Dataset entries -
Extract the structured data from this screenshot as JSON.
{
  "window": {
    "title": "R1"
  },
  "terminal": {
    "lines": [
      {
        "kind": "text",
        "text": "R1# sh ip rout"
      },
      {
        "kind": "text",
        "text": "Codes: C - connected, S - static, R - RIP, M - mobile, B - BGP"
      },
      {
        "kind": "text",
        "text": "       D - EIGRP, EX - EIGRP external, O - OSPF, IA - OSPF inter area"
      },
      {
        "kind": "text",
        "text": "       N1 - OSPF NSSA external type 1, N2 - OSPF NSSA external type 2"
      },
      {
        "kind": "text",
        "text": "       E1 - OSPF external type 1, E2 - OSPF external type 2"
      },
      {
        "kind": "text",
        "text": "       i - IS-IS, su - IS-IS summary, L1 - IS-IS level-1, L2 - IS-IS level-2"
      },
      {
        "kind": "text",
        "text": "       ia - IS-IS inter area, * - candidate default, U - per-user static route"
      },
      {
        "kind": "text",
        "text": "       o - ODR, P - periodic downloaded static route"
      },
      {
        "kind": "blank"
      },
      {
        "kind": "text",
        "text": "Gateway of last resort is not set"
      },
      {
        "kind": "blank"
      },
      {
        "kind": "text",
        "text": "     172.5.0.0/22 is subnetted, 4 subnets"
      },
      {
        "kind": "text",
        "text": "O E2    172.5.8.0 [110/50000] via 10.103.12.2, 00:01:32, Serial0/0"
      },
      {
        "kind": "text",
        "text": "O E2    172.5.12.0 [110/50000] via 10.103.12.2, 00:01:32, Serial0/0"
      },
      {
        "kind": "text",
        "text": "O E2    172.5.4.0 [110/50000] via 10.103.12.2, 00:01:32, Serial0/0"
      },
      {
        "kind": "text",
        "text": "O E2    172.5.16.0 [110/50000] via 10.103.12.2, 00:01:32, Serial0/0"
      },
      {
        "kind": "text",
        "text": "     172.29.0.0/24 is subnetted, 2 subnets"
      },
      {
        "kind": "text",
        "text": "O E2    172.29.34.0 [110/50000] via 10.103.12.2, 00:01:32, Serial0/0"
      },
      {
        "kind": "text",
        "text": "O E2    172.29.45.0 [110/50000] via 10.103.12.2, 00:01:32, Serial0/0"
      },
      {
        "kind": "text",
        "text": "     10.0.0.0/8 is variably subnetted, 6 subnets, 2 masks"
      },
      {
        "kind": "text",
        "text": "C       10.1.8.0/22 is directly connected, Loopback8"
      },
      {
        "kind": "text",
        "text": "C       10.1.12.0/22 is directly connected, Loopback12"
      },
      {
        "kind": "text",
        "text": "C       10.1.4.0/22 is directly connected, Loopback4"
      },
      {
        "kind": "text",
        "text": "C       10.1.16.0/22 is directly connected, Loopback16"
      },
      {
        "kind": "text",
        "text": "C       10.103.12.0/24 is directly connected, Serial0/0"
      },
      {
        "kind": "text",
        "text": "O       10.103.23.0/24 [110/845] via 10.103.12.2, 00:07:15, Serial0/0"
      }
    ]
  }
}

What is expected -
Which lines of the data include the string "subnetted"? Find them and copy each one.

Result for this exercise -
        "text": "     172.5.0.0/22 is subnetted, 4 subnets"
        "text": "     172.29.0.0/24 is subnetted, 2 subnets"
        "text": "     10.0.0.0/8 is variably subnetted, 6 subnets, 2 masks"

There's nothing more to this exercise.